Designing the Internet of Things
Adrian McEwen, Hakim Cassimally
Format: PDF / Kindle (mobi) / ePub
Take your idea from concept to production with this unique guide
Whether it's called physical computing, ubiquitous computing, or the Internet of Things, it's a hot topic in technology: how to channel your inner Steve Jobs and successfully combine hardware, embedded software, web services, electronics, and cool design to create cutting-edge devices that are fun, interactive, and practical. If you'd like to create the next must-have product, this unique book is the perfect place to start.
Both a creative and practical primer, it explores the platforms you can use to develop hardware or software, discusses design concepts that will make your products eye-catching and appealing, and shows you ways to scale up from a single prototype to mass production.
- Helps software engineers, web designers, product designers, and electronics engineers start designing products using the Internet-of-Things approach
- Explains how to combine sensors, servos, robotics, Arduino chips, and more with various networks or the Internet, to create interactive, cutting-edge devices
- Provides an overview of the necessary steps to take your idea from concept through production
If you'd like to design for the future, Designing the Internet of Things is a great place to start.
collect lots of different parts together. In a process known as multishot moulding, you can even share parts of different colours on the same mould. With carefully measured volumes for each part, one of the colours of plastic is injected first to fill the parts which need to be that colour. Then the other colour is injected to fill the remainder of the mould. Obviously, there is a section of the mould cavity where the different colours mix, but with careful design, that is just part of the sprue

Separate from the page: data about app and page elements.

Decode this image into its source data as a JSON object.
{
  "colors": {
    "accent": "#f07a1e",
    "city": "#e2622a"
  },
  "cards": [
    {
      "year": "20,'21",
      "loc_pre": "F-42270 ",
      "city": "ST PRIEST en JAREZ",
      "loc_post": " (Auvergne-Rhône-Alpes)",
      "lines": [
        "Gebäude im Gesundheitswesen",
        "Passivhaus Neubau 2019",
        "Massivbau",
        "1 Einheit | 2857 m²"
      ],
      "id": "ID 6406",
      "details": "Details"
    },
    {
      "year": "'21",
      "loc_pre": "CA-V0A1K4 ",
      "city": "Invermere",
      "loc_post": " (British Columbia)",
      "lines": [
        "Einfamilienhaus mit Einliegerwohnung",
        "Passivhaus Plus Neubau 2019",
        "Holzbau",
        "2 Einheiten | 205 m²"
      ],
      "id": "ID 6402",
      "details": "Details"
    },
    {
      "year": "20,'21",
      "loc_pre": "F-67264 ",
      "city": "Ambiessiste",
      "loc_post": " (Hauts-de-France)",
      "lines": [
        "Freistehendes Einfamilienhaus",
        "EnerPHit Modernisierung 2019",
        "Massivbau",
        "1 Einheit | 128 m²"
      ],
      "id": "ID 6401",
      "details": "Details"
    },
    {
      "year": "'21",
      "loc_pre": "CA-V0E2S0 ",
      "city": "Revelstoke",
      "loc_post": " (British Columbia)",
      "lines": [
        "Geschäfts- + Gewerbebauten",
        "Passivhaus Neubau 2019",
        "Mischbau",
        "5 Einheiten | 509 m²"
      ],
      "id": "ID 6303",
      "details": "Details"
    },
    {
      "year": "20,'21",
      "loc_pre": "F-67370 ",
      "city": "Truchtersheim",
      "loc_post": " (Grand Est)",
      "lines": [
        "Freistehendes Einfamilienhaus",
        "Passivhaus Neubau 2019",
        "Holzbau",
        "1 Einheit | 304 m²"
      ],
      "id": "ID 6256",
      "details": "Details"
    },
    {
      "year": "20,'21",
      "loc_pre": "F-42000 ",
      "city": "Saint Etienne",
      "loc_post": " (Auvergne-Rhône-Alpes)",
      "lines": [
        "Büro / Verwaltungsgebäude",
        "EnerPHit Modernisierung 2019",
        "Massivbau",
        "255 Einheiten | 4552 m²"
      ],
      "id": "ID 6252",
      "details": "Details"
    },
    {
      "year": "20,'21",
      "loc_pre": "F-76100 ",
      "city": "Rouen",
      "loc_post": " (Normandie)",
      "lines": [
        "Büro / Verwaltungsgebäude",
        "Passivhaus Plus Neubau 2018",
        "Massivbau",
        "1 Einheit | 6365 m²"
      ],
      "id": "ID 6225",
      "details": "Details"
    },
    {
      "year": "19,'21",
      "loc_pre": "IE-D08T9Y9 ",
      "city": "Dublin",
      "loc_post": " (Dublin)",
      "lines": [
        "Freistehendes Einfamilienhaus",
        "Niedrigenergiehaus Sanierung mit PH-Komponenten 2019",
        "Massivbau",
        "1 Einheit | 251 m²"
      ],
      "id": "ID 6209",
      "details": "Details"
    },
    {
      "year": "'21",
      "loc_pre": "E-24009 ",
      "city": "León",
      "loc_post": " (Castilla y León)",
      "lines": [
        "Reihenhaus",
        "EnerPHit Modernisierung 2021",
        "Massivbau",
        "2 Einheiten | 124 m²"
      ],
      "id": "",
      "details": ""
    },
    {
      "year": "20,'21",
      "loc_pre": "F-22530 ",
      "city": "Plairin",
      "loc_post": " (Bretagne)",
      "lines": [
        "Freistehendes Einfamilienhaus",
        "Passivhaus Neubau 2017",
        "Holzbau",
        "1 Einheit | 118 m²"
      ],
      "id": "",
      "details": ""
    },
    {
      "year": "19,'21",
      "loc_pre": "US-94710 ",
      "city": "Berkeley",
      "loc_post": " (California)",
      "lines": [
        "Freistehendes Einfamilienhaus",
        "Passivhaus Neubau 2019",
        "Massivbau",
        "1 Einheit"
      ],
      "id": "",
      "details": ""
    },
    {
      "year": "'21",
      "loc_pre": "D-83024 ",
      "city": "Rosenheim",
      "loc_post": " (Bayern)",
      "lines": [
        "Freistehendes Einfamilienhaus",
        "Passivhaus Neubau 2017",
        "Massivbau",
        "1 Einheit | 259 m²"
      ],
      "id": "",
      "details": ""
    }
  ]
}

electronic equipment being produced. For smaller producers, such as those who generate less than a tonne of electronic equipment, there are fixed-price schemes for a few hundred pounds per year. Larger producers report the total weight of devices they’ve shipped, at regular intervals (usually quarterly), and pay proportionally. Costs As we’ve seen in the rest of this chapter, you have many things to consider as you move to higher volume manufacturing. Unfortunately, lots of them involve
and show whomever was at home the current location of both John and his wife (one hand on the clock for each). Over the following years, John has refined the concept and turned it into an Internet of Things product. The software has been updated to hook into more location services, such as FourSquare, as their popularity has increased, and the physical form of the device itself has also evolved. Using an existing clock for the housing and face had its issues: there’s the challenge of sourcing
can be arbitrarily long and give the sender some assurance that it actually arrived at the destination intact. Because the combination of TCP and IP is so useful, many services are built on it in turn, such as email and the HTTP protocol that transmits information across the World Wide Web. The IP Protocol Suite (TCP/IP) The combination of TCP and IP is so ubiquitous that we often refer simply to “TCP/IP” to describe a whole suite or stack of protocols layered on top of each other, each layer
computing platforms. We can start with a look at one which so popularised the ATmega328 that a couple of years ago it led to a worldwide shortage of the chip in the through-hole package, as for a short period demand outstripped supply. Arduino Without a doubt, the poster child for the Internet of Things, and physical computing in general, is the Arduino. These days the Arduino project covers a number of microcontroller boards, but its birth was in Ivrea in Northern Italy in 2005. A group from